EXERCISE DIRECTIONS: Give every entry below again, exactly as written, and skip the images.
*****
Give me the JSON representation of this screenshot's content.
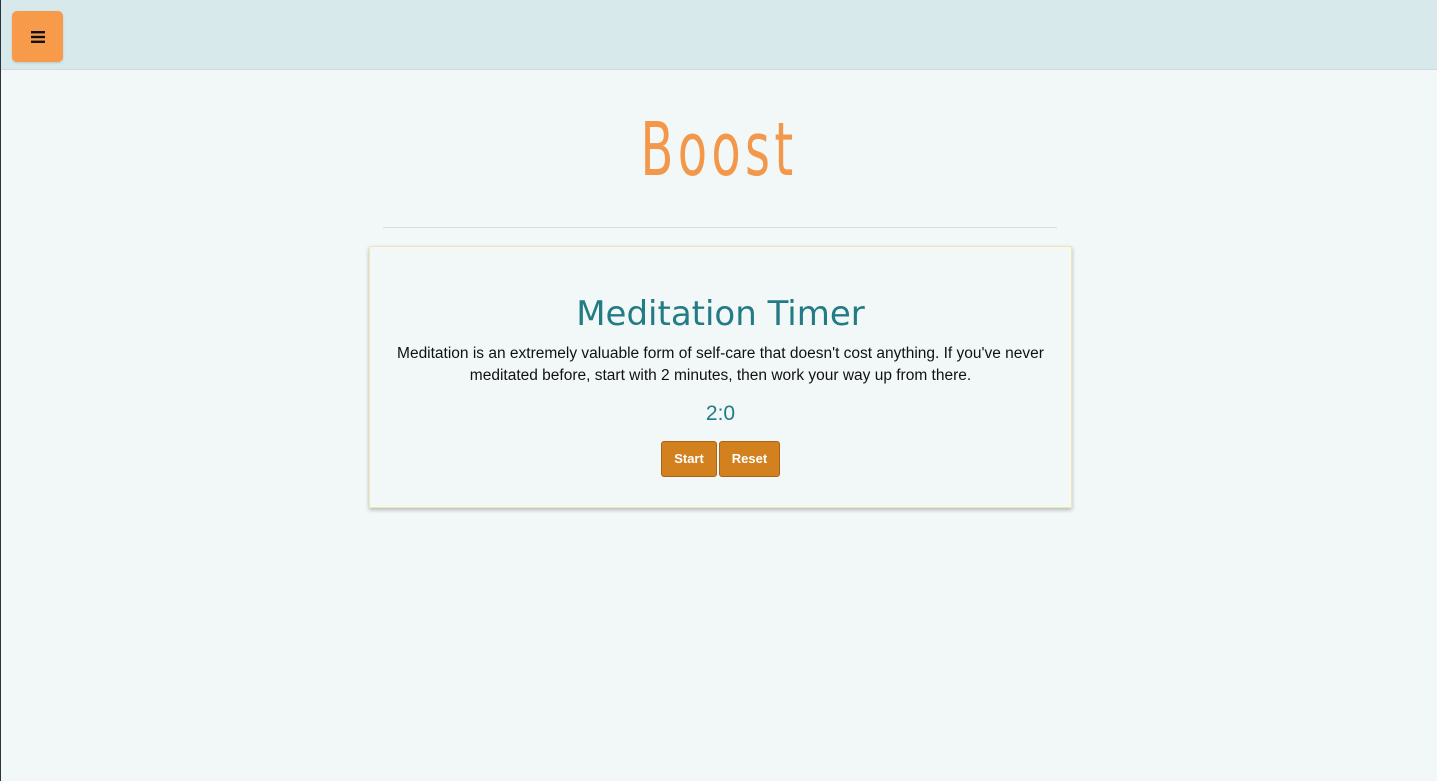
{
  "header": {
    "menu_icon": "hamburger-menu-icon"
  },
  "brand": {
    "title": "Boost",
    "color": "#f3984a"
  },
  "meditation": {
    "title": "Meditation Timer",
    "description": "Meditation is an extremely valuable form of self-care that doesn't cost anything. If you've never meditated before, start with 2 minutes, then work your way up from there.",
    "timer_display": "2:0",
    "start_label": "Start",
    "reset_label": "Reset"
  },
  "colors": {
    "accent": "#f79a4a",
    "button": "#d3801f",
    "heading": "#237b85",
    "header_bg": "#d8e9ec",
    "page_bg": "#f2f8f8"
  }
}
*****
REPLY:
Give me the JSON representation of this screenshot's content.
{
  "header": {
    "menu_icon": "hamburger-menu-icon"
  },
  "brand": {
    "title": "Boost",
    "color": "#f3984a"
  },
  "meditation": {
    "title": "Meditation Timer",
    "description": "Meditation is an extremely valuable form of self-care that doesn't cost anything. If you've never meditated before, start with 2 minutes, then work your way up from there.",
    "timer_display": "2:0",
    "start_label": "Start",
    "reset_label": "Reset"
  },
  "colors": {
    "accent": "#f79a4a",
    "button": "#d3801f",
    "heading": "#237b85",
    "header_bg": "#d8e9ec",
    "page_bg": "#f2f8f8"
  }
}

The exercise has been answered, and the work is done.